***** Information supplied *****

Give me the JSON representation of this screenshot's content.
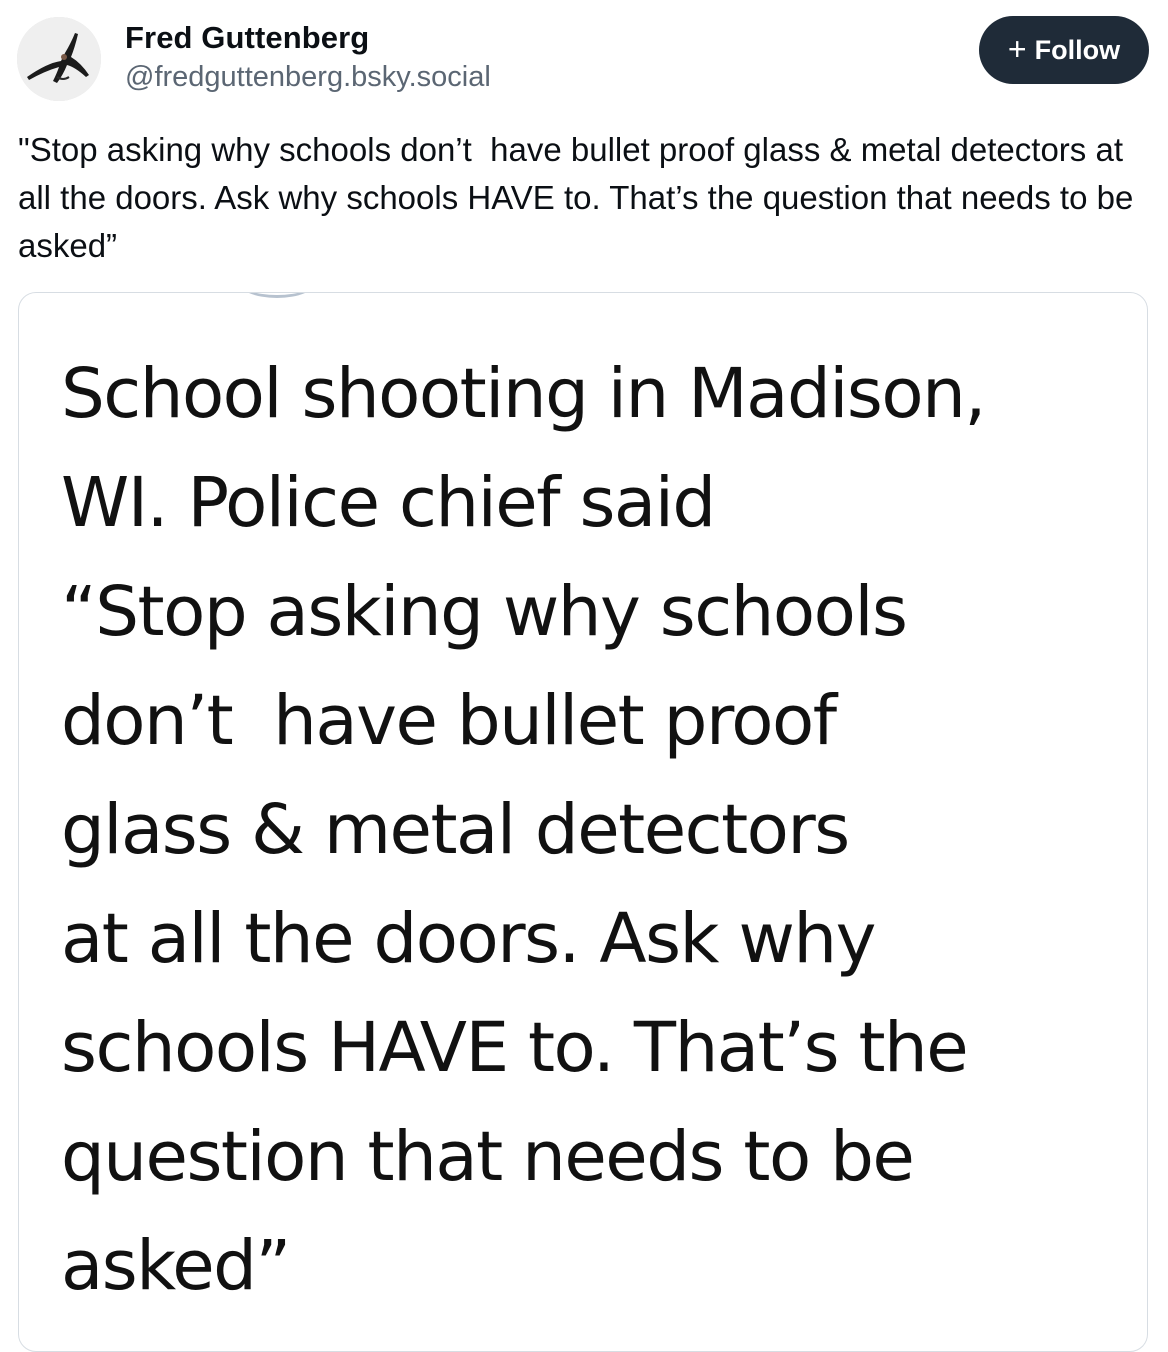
{
  "post": {
    "author": {
      "display_name": "Fred Guttenberg",
      "handle": "@fredguttenberg.bsky.social",
      "avatar_icon": "person-photo-avatar"
    },
    "follow_button": {
      "icon": "plus-icon",
      "plus_glyph": "+",
      "label": "Follow",
      "bg_color": "#1f2b38"
    },
    "text": "\"Stop asking why schools don’t  have bullet proof glass & metal detectors at all the doors. Ask why schools HAVE to. That’s the question that needs to be asked”",
    "embed": {
      "image_text": "School shooting in Madison,\nWI. Police chief said\n“Stop asking why schools\ndon’t  have bullet proof\nglass & metal detectors\nat all the doors. Ask why\nschools HAVE to. That’s the\nquestion that needs to be\nasked”"
    }
  }
}
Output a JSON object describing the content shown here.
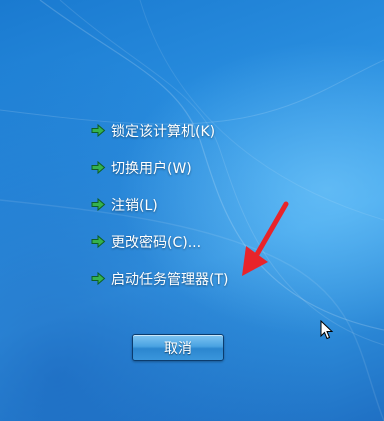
{
  "menu": {
    "items": [
      {
        "label": "锁定该计算机(K)",
        "icon": "green-arrow-icon"
      },
      {
        "label": "切换用户(W)",
        "icon": "green-arrow-icon"
      },
      {
        "label": "注销(L)",
        "icon": "green-arrow-icon"
      },
      {
        "label": "更改密码(C)...",
        "icon": "green-arrow-icon"
      },
      {
        "label": "启动任务管理器(T)",
        "icon": "green-arrow-icon"
      }
    ]
  },
  "cancel_button": {
    "label": "取消"
  },
  "annotation": {
    "color": "#e8242a",
    "icon": "red-pointer-arrow"
  },
  "colors": {
    "background": "#2a8fe0",
    "menu_text": "#ffffff",
    "arrow_green": "#2fa84a"
  }
}
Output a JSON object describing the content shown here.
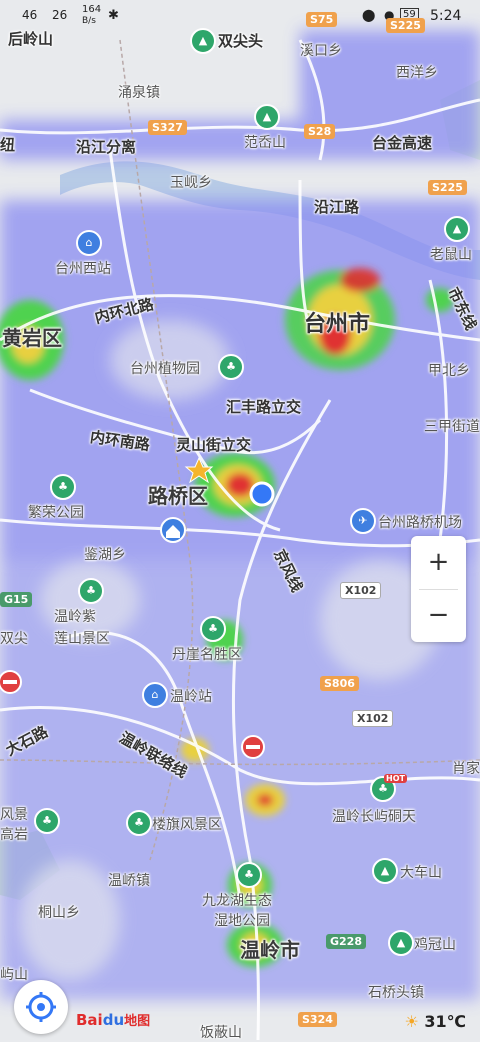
{
  "status_bar": {
    "network_left": "46",
    "network_right": "26",
    "speed": "164",
    "speed_unit": "B/s",
    "battery": "59",
    "time": "5:24"
  },
  "places": {
    "houling": "后岭山",
    "shuangjian": "双尖头",
    "xikou": "溪口乡",
    "xiyang": "西洋乡",
    "yongquan": "涌泉镇",
    "yanjiang_fenli": "沿江分离",
    "fanxiang": "范岙山",
    "taijin": "台金高速",
    "niu": "纽",
    "yuxian": "玉岘乡",
    "yanjiang_road": "沿江路",
    "taizhou_west": "台州西站",
    "laoshu": "老鼠山",
    "huangyan": "黄岩区",
    "neihuan_north": "内环北路",
    "taizhou_city": "台州市",
    "shi_dong": "市东线",
    "botanical": "台州植物园",
    "jiabei": "甲北乡",
    "huifeng": "汇丰路立交",
    "sanjia": "三甲街道",
    "neihuan_south": "内环南路",
    "lingshan": "灵山街立交",
    "luqiao": "路桥区",
    "fanrong": "繁荣公园",
    "airport": "台州路桥机场",
    "jianhu": "鉴湖乡",
    "jingfeng": "京风线",
    "wenling_zi": "温岭紫",
    "lianshan": "莲山景区",
    "shuang_jian": "双尖",
    "danya": "丹崖名胜区",
    "wenling_station": "温岭站",
    "dashi": "大石路",
    "wenling_lianluo": "温岭联络线",
    "xiaoxiao": "肖家",
    "fengjing": "风景",
    "gaoyan": "高岩",
    "louqi": "楼旗风景区",
    "changyu": "温岭长屿硐天",
    "wenqiao": "温峤镇",
    "dache": "大车山",
    "jiulong": "九龙湖生态",
    "shidi": "湿地公园",
    "tongshan": "桐山乡",
    "jiguan": "鸡冠山",
    "wenling_city": "温岭市",
    "shiqiaotou": "石桥头镇",
    "yu_shan": "屿山",
    "feng_shan": "饭蔽山"
  },
  "shields": {
    "s75": "S75",
    "s225a": "S225",
    "s327": "S327",
    "s28": "S28",
    "s225b": "S225",
    "g15": "G15",
    "x102a": "X102",
    "s806": "S806",
    "x102b": "X102",
    "g228": "G228",
    "s324": "S324"
  },
  "controls": {
    "zoom_in": "+",
    "zoom_out": "−",
    "logo_bai": "Bai",
    "logo_du": "du",
    "logo_map": "地图",
    "hot_badge": "HOT"
  },
  "weather": {
    "temperature": "31℃"
  },
  "colors": {
    "water": "#b7cbe6",
    "road": "#ffffff",
    "heat_low": "#7c7cf0",
    "heat_mid": "#4fd24f",
    "heat_high": "#e8d040",
    "heat_peak": "#e03030",
    "user_location": "#3478f6"
  }
}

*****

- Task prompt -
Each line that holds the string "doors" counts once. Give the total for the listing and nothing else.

- Problem solution -
2